The world is in a precarious situation today. After a semi-successful recovery from the greatest financial crisis since the Great Depression, we are now facing rising populism, protectionism, and fears of global slowdown.
I see similarities between our situation today and the 1930s in terms of asset values, monetary policy, rise of populism, and where we are in the economic cycle.
Moreover, we have a rising power, China, challenging an existing power, the United States. Over the last 500 years, this has happened but 16 times. In 12 of those cases, the result was war.

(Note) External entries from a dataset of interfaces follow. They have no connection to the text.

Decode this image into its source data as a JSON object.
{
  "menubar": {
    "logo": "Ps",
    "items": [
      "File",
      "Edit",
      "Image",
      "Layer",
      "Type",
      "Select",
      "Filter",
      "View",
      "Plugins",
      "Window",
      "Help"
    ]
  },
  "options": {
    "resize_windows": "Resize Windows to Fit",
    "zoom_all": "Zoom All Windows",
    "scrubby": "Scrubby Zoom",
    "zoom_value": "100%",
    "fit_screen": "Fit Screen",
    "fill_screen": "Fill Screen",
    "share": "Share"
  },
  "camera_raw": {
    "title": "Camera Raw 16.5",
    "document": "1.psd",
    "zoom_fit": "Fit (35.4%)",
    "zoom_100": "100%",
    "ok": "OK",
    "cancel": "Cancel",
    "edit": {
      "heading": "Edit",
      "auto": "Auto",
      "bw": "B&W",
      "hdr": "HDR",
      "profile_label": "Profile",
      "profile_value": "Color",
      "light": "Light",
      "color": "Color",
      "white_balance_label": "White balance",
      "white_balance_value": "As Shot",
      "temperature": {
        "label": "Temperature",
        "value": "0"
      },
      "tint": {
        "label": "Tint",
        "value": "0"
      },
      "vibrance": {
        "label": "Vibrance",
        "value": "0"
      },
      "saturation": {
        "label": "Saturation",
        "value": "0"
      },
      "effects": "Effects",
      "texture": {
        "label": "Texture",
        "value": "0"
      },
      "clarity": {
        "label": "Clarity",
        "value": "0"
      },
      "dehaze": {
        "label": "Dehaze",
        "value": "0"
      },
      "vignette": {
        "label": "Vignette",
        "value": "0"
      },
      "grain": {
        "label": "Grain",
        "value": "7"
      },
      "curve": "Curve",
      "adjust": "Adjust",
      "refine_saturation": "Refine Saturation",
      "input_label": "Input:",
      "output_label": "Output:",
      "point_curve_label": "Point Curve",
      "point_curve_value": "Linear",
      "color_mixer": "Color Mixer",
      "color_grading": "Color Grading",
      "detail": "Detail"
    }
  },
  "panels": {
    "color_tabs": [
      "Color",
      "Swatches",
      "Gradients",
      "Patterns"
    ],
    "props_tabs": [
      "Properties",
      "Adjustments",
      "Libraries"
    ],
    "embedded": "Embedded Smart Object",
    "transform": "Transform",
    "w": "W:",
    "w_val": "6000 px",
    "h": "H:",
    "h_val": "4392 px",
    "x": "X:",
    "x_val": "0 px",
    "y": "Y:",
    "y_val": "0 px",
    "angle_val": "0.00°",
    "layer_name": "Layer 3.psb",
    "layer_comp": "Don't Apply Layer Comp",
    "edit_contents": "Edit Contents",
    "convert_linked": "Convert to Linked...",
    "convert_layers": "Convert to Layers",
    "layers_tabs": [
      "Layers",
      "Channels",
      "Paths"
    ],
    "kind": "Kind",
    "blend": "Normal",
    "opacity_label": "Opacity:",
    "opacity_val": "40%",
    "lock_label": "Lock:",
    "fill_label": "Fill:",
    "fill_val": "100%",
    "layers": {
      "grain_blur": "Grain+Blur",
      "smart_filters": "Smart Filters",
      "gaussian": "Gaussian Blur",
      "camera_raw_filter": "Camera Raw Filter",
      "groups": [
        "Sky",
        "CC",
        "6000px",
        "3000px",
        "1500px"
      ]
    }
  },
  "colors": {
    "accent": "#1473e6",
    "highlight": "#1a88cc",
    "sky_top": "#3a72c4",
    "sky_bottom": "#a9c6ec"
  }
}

Not a trade war but an actual war.
Now, I’m not saying we are on the brink of another Great Depression or World War III. However, the situation is unique and requires you to be picky about your investments.
U.S. Stocks—Are We Nearing The End Of The Longest Bull Market Ever?
Depending on which metric you use to define a bullish cycle, we are either in the longest one on record or at least one that’s much longer than average.
Of course, other factors must be considered when determining a cycle’s stage, but to believe that we haven’t yet entered a late cycle would be ignorant.
Interest rates are rising steadily, unemployment rates are at all-time lows, fear and volatility have returned to the stock market, and the first signs of a contracting economy are appearing.
The length of a late cycle depends on a series of factors that differ one cycle to the next. The most important thing to understand overall is that bear markets happen gradually and then suddenly. Active money managers who spend days studying the market may recognize the transition more accurately, but, as a private investor, you should begin taking action when things are still declining gradually, rather than pushing your luck chasing the market top.
If you’re looking to invest in the U.S. stock market at the current stage, I would recommend looking at the defensive sectors. Consumer staples, utilities, telecommunications, and health care… as well as REITs traditionally provide better returns at this stage. That’s because these are considered basic needs, things consumers spend money on no matter what, unlike cyclical sectors, which flourish when the economy is expanding.
European Markets—Pestered By Brexit And Italy
Europe is a different story. The post-recession period was not as productive as in the United States, and it took the old continent a lot longer to show signs of recovery.
Today, Europe is still in a mid-cycle phase and would be a good option for investment… if not for two things.
I’m speaking about Brexit and Italy.
Italy is the tougher problem of the two. Euro- and EU-skeptics comprise the current ruling coalition in this country, which is also arguing that Italy should increase spending. Typical populist positions supported by no sound reasoning. Italy is already the second most indebted nation in the EU, surpassed only by Greece, and its GDP is lower than it was in 2005.
Snap elections are coming up early in 2019, which will not only decide Italy’s future but also the future of the EU and the euro. The country represents 11.2% of the union’s GDP, and, if the populists manage to win this election, Europe as we know it will be over.
Moving on to Brexit…
We are getting closer and closer to March 29, 2019, the day Britain will exit the EU. Over the weekend, Brussels finally accepted Theresa May’s deal. I wasn’t surprised. The U.K. represents 15.2% of the union’s GDP, the second highest contribution among members. It’s too big a market to let go.
Now it’s up to Prime Minister May to push the deal through the divided U.K. cabinet. That’s not going to be an easy task. The opposition is rallying hard against her, criticizing that the deal favors the EU. The uncertainty is scaring away investors. However, chances of a hard Brexit are slim. Great Britain can’t afford to gamble away access to the European Single Market as it exports 44% of its goods to these countries.
If you’re looking at European stocks, your best bet right now are those from the U.K. They have been depressed since Brexit was announced and present less risk than their counterparts across the Channel. Chances of London and Brussels making a deal are high, which would better benefit British stocks.
Emerging Markets—Last Chance For Double-Digit Gains
Emerging markets (EMs) had a turbulent 2018. The rise of protectionism is a serious concern for the EMs, as these are traditionally exporting economies and tariffs hurt them the most.
Moreover, protectionism puts pressure on global trade. We experienced a brief period of synchronized global growth from late-2017 to early 2018, but hopes of it continuing disappeared when President Trump announced the first set of tariffs.
As protectionist ideals continue to spread, it’s important to focus on regional rather than global trade. Old trading ties may be falling apart, but new ones are forming.
Getting cut off from trade with the United States pushed Asia-Pacific nations to form new free trade zones, for example. The Comprehensive and Progressive Agreement for Trans-Pacific Partnership (CPTPP), the successor of the Trans-Pacific Partnership (TPP), will take effect early in the New Year 2019 and will represent 13.4% of the world’s GDP.
Furthermore, 16 countries, including ASEAN nations, China, Japan, India, South Korea, Australia, and New Zealand, are discussing a Regional Comprehensive Economic Partnership (RCEP), which is set to become the largest free trade zone in the world.
With developments like these and current price levels, emerging economies represent some of the best opportunities on world markets today. As the EMs mature, high returns will diminish. I believe this is your last chance to lock in double-digit gains, which is why I’ve prepared a special report detailing 7 stocks that represent the best the emerging markets have to offer.